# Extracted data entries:
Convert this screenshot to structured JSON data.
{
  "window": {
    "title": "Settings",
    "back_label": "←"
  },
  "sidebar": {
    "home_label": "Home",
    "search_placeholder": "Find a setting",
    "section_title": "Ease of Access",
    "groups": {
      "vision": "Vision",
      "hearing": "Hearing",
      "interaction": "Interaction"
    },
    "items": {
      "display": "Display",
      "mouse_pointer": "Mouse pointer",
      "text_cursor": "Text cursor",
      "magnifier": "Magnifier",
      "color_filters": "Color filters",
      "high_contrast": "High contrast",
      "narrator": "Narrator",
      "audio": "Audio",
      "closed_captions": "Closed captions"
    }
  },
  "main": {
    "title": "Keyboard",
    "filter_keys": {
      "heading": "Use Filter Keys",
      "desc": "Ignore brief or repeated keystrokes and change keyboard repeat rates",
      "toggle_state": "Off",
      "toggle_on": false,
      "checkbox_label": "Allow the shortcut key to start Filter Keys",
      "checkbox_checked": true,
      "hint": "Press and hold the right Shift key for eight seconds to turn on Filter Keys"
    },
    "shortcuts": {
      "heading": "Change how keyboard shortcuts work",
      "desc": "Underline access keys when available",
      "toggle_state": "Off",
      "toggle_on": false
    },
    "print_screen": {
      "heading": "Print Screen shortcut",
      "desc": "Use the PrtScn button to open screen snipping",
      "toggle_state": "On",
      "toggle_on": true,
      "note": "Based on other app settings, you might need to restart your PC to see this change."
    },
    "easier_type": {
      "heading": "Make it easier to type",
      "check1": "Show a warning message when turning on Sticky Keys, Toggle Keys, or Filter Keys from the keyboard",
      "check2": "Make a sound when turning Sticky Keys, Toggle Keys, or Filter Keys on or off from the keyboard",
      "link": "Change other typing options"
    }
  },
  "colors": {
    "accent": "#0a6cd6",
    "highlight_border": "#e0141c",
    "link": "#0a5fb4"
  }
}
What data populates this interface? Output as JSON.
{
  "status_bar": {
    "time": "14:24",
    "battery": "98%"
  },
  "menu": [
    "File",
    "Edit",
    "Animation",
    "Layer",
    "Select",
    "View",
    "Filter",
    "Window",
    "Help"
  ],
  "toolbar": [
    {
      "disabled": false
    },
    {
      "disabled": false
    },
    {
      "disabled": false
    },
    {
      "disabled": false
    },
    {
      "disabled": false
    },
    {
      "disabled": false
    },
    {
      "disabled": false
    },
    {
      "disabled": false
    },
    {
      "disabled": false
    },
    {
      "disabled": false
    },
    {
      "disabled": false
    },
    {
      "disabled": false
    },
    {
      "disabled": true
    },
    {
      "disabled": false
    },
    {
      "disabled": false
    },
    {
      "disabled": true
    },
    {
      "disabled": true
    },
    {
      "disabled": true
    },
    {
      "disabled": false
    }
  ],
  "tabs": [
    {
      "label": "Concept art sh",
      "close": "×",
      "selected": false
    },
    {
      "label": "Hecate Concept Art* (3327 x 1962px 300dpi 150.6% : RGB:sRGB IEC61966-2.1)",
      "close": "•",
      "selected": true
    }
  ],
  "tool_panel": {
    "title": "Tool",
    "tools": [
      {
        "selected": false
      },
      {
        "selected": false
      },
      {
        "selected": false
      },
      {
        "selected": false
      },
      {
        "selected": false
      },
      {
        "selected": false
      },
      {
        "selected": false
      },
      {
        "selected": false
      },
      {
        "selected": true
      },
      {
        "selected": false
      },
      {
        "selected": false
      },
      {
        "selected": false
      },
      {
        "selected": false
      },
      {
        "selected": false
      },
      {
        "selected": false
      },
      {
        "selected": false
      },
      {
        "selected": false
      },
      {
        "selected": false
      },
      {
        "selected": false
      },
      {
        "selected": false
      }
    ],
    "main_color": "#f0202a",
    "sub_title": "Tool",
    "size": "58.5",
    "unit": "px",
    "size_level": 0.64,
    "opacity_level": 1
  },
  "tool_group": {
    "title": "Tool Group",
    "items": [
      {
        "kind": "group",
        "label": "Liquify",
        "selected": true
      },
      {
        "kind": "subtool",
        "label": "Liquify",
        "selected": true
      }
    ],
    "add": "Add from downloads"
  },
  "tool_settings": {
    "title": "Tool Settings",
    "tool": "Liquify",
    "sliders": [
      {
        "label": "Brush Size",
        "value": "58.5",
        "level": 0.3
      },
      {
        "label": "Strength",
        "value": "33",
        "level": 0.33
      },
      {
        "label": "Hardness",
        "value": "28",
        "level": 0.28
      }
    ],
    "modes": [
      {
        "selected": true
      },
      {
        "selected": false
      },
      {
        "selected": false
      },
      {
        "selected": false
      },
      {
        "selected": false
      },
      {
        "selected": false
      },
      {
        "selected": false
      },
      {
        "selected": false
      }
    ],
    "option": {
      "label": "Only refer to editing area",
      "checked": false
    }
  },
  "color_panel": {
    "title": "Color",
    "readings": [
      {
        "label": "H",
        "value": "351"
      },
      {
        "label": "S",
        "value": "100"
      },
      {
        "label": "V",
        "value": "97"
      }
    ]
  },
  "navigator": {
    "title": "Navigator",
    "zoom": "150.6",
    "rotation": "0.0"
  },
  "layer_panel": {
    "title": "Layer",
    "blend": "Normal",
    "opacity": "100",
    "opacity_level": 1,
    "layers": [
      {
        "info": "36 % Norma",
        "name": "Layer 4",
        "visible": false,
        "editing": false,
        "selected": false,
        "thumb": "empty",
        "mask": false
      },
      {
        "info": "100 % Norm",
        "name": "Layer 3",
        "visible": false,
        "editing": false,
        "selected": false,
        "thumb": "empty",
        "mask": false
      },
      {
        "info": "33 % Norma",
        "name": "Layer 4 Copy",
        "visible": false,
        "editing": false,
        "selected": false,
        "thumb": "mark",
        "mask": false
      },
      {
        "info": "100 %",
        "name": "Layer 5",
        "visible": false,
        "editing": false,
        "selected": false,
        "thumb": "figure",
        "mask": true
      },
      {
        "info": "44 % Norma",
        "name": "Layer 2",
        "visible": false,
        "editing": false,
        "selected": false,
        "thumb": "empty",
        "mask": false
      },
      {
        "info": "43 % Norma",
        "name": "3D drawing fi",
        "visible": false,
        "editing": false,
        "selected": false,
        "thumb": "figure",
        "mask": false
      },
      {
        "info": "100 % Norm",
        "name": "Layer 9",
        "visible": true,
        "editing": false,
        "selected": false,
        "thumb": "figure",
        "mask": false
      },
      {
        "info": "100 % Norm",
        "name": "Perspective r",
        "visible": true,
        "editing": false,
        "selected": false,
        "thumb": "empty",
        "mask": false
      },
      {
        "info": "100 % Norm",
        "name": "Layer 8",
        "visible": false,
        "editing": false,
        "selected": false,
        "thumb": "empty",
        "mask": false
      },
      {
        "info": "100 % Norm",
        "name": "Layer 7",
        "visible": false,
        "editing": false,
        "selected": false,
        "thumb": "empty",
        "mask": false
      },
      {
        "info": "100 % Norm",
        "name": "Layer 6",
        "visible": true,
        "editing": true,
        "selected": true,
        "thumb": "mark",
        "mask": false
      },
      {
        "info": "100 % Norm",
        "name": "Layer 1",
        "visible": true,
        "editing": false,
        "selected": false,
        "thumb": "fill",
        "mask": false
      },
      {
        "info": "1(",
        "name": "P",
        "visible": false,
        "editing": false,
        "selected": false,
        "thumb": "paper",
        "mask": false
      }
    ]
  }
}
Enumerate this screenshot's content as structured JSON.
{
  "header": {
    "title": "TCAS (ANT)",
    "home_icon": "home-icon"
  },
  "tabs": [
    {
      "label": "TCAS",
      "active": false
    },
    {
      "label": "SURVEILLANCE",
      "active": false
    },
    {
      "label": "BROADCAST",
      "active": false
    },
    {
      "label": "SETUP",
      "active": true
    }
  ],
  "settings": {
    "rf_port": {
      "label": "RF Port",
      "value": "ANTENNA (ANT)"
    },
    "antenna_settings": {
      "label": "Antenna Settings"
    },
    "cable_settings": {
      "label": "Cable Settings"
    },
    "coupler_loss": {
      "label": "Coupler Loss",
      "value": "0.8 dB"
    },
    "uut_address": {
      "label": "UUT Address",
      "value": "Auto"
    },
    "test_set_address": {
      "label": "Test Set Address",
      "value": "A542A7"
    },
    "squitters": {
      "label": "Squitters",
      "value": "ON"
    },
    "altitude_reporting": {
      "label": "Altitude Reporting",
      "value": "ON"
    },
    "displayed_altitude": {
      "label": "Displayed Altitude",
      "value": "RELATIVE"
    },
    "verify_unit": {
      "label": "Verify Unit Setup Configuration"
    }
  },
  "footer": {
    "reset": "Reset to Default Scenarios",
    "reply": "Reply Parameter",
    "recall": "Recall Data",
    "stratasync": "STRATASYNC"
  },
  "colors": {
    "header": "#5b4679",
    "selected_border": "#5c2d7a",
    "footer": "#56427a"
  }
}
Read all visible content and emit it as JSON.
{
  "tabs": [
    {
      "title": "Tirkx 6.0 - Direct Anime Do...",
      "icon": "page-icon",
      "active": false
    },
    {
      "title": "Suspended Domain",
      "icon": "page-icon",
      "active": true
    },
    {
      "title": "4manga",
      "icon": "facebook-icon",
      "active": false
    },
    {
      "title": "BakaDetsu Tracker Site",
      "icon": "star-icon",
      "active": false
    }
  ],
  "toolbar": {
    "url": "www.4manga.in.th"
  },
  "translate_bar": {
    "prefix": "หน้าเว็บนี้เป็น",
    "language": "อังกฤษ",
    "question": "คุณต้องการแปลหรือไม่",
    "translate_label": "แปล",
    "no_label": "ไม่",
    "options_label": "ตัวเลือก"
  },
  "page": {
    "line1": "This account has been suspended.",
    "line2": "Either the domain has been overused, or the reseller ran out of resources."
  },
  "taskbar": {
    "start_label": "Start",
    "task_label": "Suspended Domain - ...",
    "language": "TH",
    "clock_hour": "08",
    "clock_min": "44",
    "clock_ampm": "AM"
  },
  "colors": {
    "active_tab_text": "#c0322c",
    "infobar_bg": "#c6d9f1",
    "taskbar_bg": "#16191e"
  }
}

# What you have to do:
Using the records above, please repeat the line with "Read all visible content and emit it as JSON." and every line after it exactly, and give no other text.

# Written solution:
Read all visible content and emit it as JSON.
{
  "tabs": [
    {
      "title": "Tirkx 6.0 - Direct Anime Do...",
      "icon": "page-icon",
      "active": false
    },
    {
      "title": "Suspended Domain",
      "icon": "page-icon",
      "active": true
    },
    {
      "title": "4manga",
      "icon": "facebook-icon",
      "active": false
    },
    {
      "title": "BakaDetsu Tracker Site",
      "icon": "star-icon",
      "active": false
    }
  ],
  "toolbar": {
    "url": "www.4manga.in.th"
  },
  "translate_bar": {
    "prefix": "หน้าเว็บนี้เป็น",
    "language": "อังกฤษ",
    "question": "คุณต้องการแปลหรือไม่",
    "translate_label": "แปล",
    "no_label": "ไม่",
    "options_label": "ตัวเลือก"
  },
  "page": {
    "line1": "This account has been suspended.",
    "line2": "Either the domain has been overused, or the reseller ran out of resources."
  },
  "taskbar": {
    "start_label": "Start",
    "task_label": "Suspended Domain - ...",
    "language": "TH",
    "clock_hour": "08",
    "clock_min": "44",
    "clock_ampm": "AM"
  },
  "colors": {
    "active_tab_text": "#c0322c",
    "infobar_bg": "#c6d9f1",
    "taskbar_bg": "#16191e"
  }
}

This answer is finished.